Below are the data; count the lines with the string "Access" in them and give that number only.

*** Opening Record extracts ***

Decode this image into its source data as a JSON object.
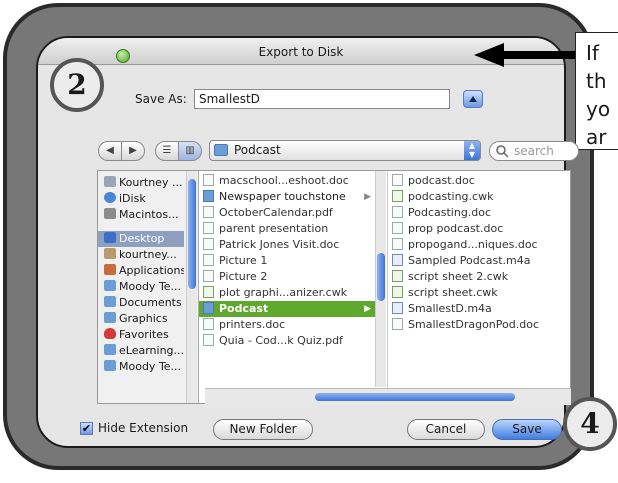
{
  "dialog": {
    "title": "Export to Disk",
    "save_as_label": "Save As:",
    "save_as_value": "SmallestD",
    "location": "Podcast",
    "search_placeholder": "search"
  },
  "annotations": {
    "step_a": "2",
    "step_b": "4",
    "callout_lines": [
      "If",
      "th",
      "yo",
      "ar"
    ]
  },
  "sidebar": {
    "items": [
      {
        "label": "Kourtney ...",
        "icon": "computer-icon"
      },
      {
        "label": "iDisk",
        "icon": "idisk-icon"
      },
      {
        "label": "Macintos...",
        "icon": "hard-drive-icon"
      },
      {
        "label": "Desktop",
        "icon": "desktop-icon",
        "selected": true
      },
      {
        "label": "kourtney...",
        "icon": "home-icon"
      },
      {
        "label": "Applications",
        "icon": "applications-icon"
      },
      {
        "label": "Moody Te...",
        "icon": "folder-icon"
      },
      {
        "label": "Documents",
        "icon": "folder-icon"
      },
      {
        "label": "Graphics",
        "icon": "folder-icon"
      },
      {
        "label": "Favorites",
        "icon": "heart-icon"
      },
      {
        "label": "eLearning...",
        "icon": "folder-icon"
      },
      {
        "label": "Moody Te...",
        "icon": "folder-icon"
      }
    ]
  },
  "column1": {
    "items": [
      {
        "label": "macschool...eshoot.doc",
        "kind": "doc"
      },
      {
        "label": "Newspaper touchstone",
        "kind": "folder"
      },
      {
        "label": "OctoberCalendar.pdf",
        "kind": "doc"
      },
      {
        "label": "parent presentation",
        "kind": "doc"
      },
      {
        "label": "Patrick Jones Visit.doc",
        "kind": "doc"
      },
      {
        "label": "Picture 1",
        "kind": "doc"
      },
      {
        "label": "Picture 2",
        "kind": "doc"
      },
      {
        "label": "plot graphi...anizer.cwk",
        "kind": "cwk"
      },
      {
        "label": "Podcast",
        "kind": "folder",
        "selected": true
      },
      {
        "label": "printers.doc",
        "kind": "doc"
      },
      {
        "label": "Quia - Cod...k Quiz.pdf",
        "kind": "doc"
      }
    ]
  },
  "column2": {
    "items": [
      {
        "label": "podcast.doc",
        "kind": "doc"
      },
      {
        "label": "podcasting.cwk",
        "kind": "cwk"
      },
      {
        "label": "Podcasting.doc",
        "kind": "doc"
      },
      {
        "label": "prop podcast.doc",
        "kind": "doc"
      },
      {
        "label": "propogand...niques.doc",
        "kind": "doc"
      },
      {
        "label": "Sampled Podcast.m4a",
        "kind": "m4a"
      },
      {
        "label": "script sheet 2.cwk",
        "kind": "cwk"
      },
      {
        "label": "script sheet.cwk",
        "kind": "cwk"
      },
      {
        "label": "SmallestD.m4a",
        "kind": "m4a"
      },
      {
        "label": "SmallestDragonPod.doc",
        "kind": "doc"
      }
    ]
  },
  "footer": {
    "hide_extension_label": "Hide Extension",
    "hide_extension_checked": true,
    "new_folder_label": "New Folder",
    "cancel_label": "Cancel",
    "save_label": "Save"
  },
  "colors": {
    "selection_green": "#5fa82f",
    "sidebar_selection": "#8f9fbf",
    "aqua_blue": "#3e74d4"
  }
}
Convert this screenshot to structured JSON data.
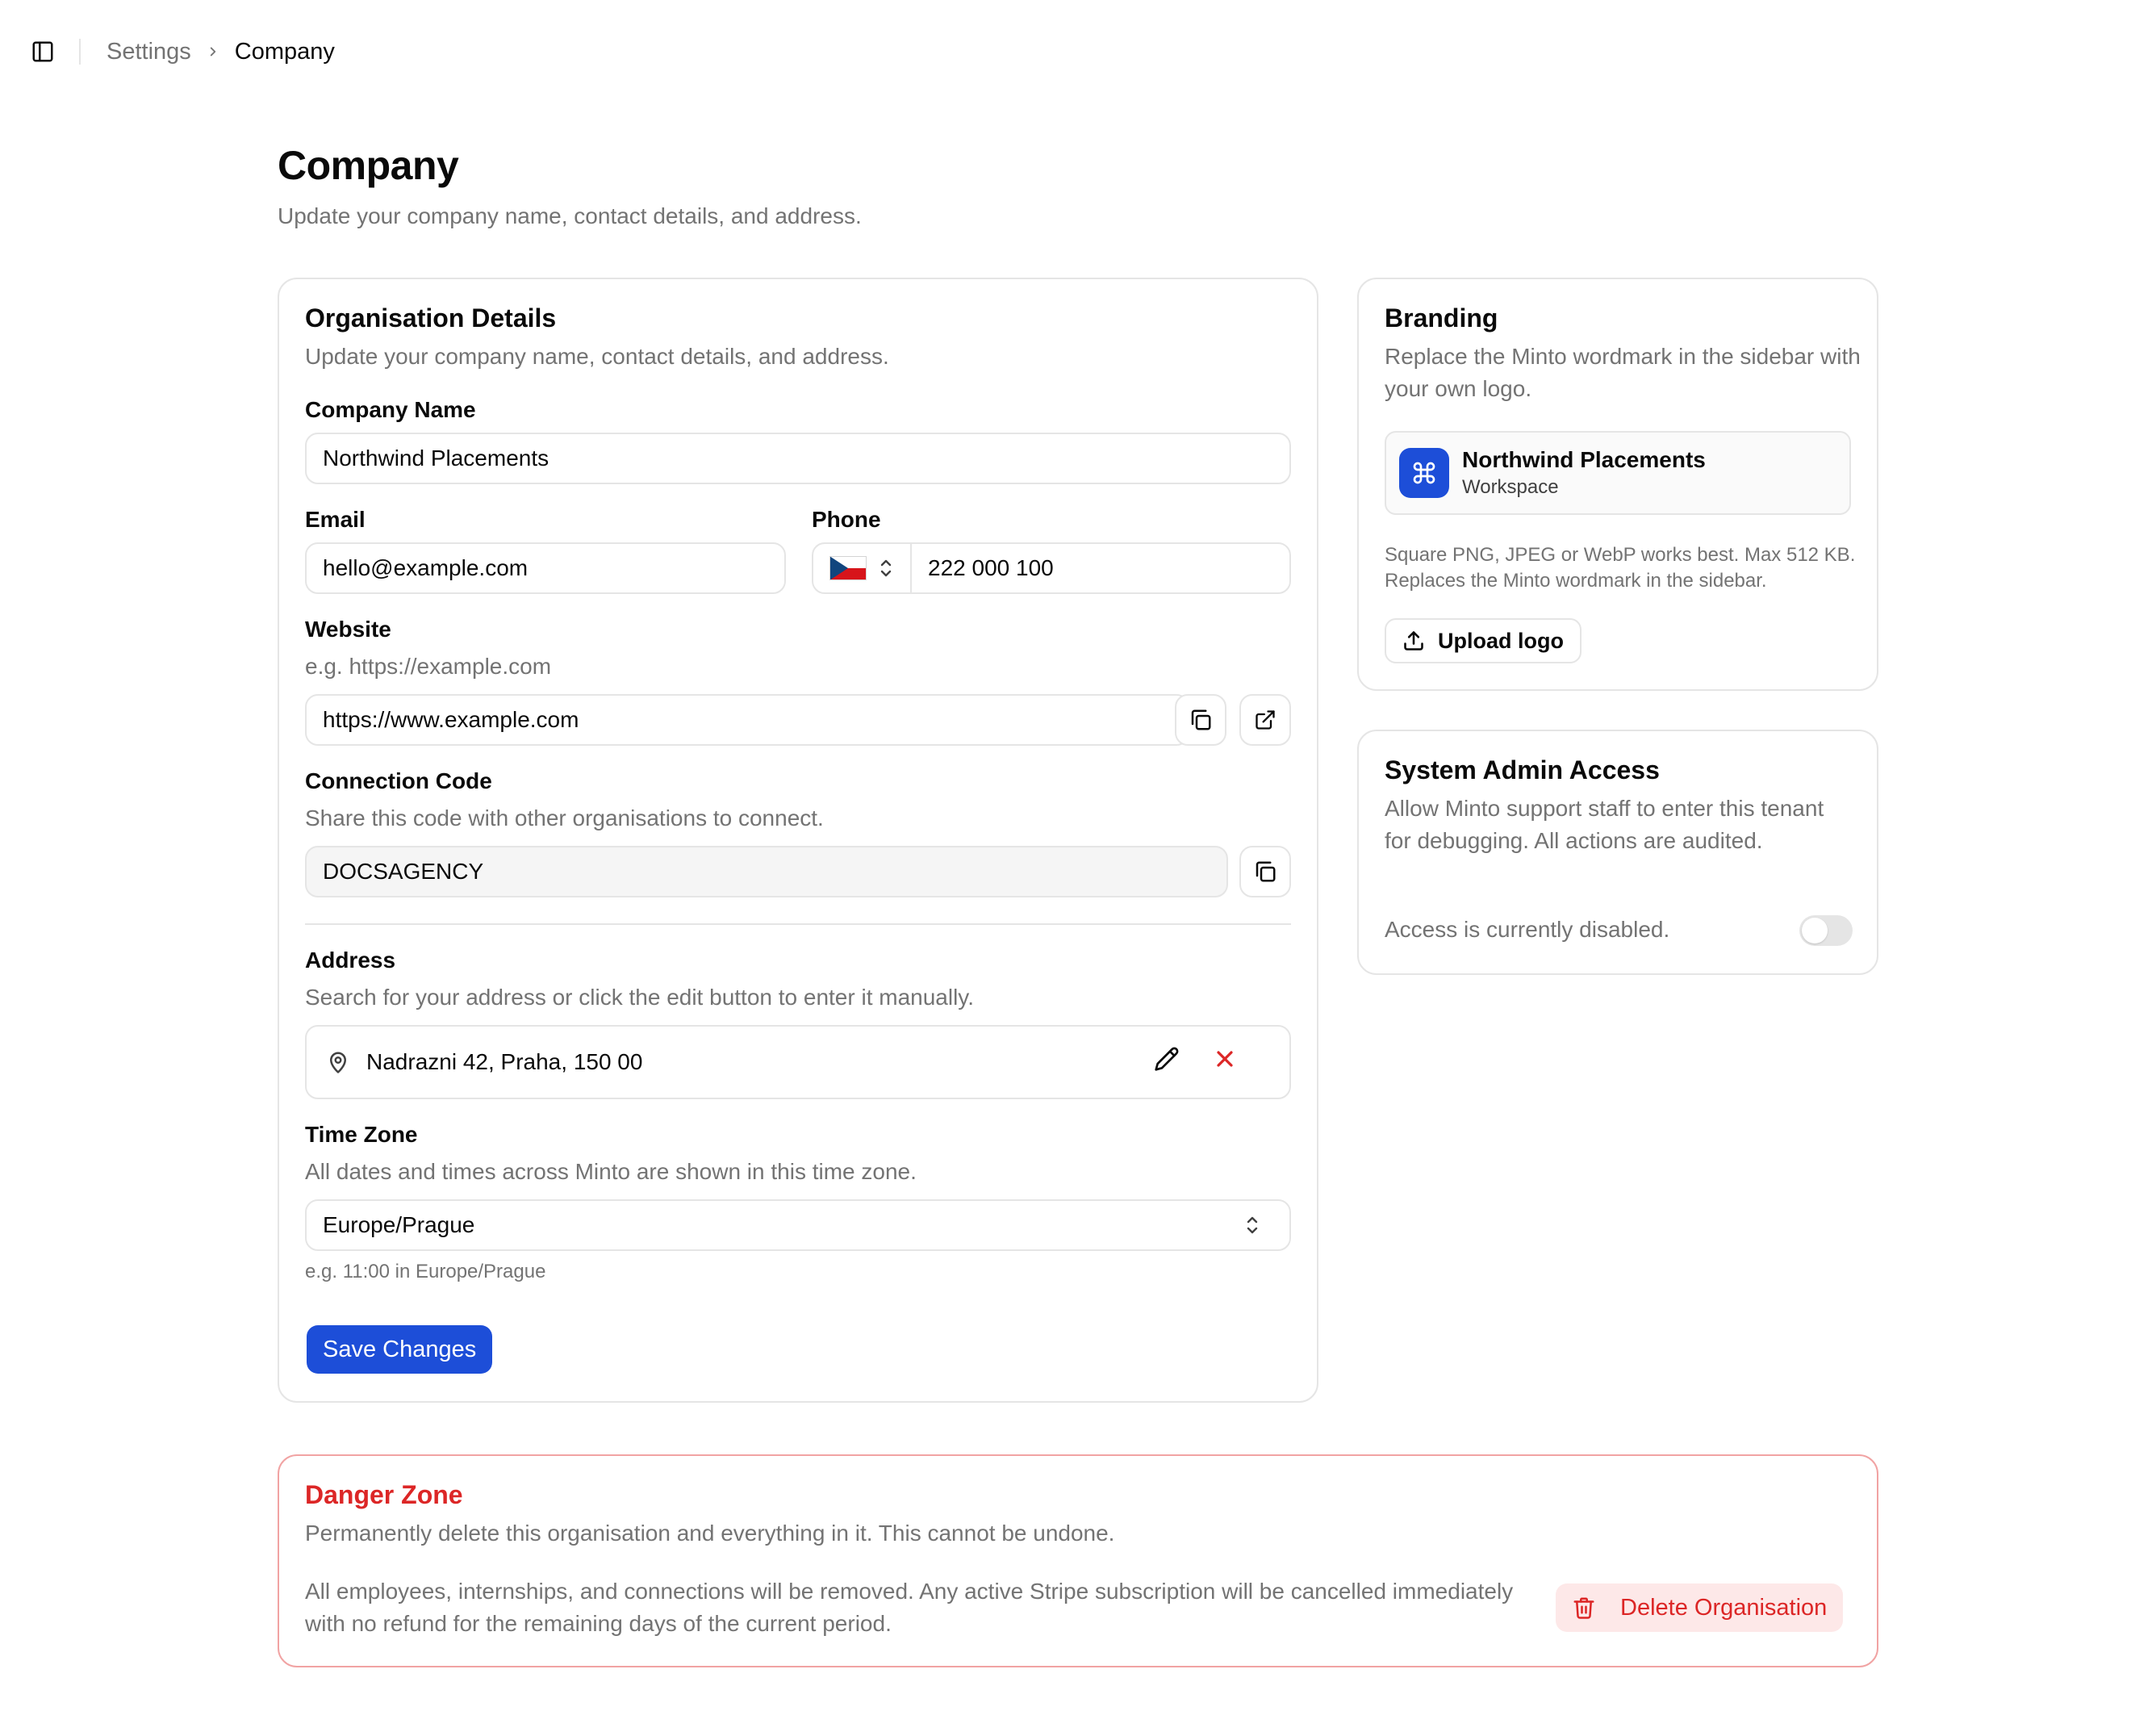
{
  "breadcrumb": {
    "parent": "Settings",
    "current": "Company"
  },
  "header": {
    "title": "Company",
    "subtitle": "Update your company name, contact details, and address."
  },
  "org": {
    "title": "Organisation Details",
    "desc": "Update your company name, contact details, and address.",
    "company_name_label": "Company Name",
    "company_name_value": "Northwind Placements",
    "email_label": "Email",
    "email_value": "hello@example.com",
    "phone_label": "Phone",
    "phone_country_flag": "czech-flag-icon",
    "phone_value": "222 000 100",
    "website_label": "Website",
    "website_help": "e.g. https://example.com",
    "website_value": "https://www.example.com",
    "connection_label": "Connection Code",
    "connection_help": "Share this code with other organisations to connect.",
    "connection_value": "DOCSAGENCY",
    "address_label": "Address",
    "address_help": "Search for your address or click the edit button to enter it manually.",
    "address_value": "Nadrazni 42, Praha, 150 00",
    "timezone_label": "Time Zone",
    "timezone_help": "All dates and times across Minto are shown in this time zone.",
    "timezone_value": "Europe/Prague",
    "timezone_example": "e.g. 11:00 in Europe/Prague",
    "save_label": "Save Changes"
  },
  "branding": {
    "title": "Branding",
    "desc": "Replace the Minto wordmark in the sidebar with your own logo.",
    "workspace_name": "Northwind Placements",
    "workspace_sub": "Workspace",
    "note": "Square PNG, JPEG or WebP works best. Max 512 KB. Replaces the Minto wordmark in the sidebar.",
    "upload_label": "Upload logo"
  },
  "admin": {
    "title": "System Admin Access",
    "desc": "Allow Minto support staff to enter this tenant for debugging. All actions are audited.",
    "status": "Access is currently disabled.",
    "enabled": false
  },
  "danger": {
    "title": "Danger Zone",
    "desc": "Permanently delete this organisation and everything in it. This cannot be undone.",
    "detail": "All employees, internships, and connections will be removed. Any active Stripe subscription will be cancelled immediately with no refund for the remaining days of the current period.",
    "delete_label": "Delete Organisation"
  },
  "colors": {
    "accent": "#1d4ed8",
    "danger": "#dc2626",
    "brand_icon_bg": "#1d4ed8"
  }
}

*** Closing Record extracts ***

__Finished exercise__
2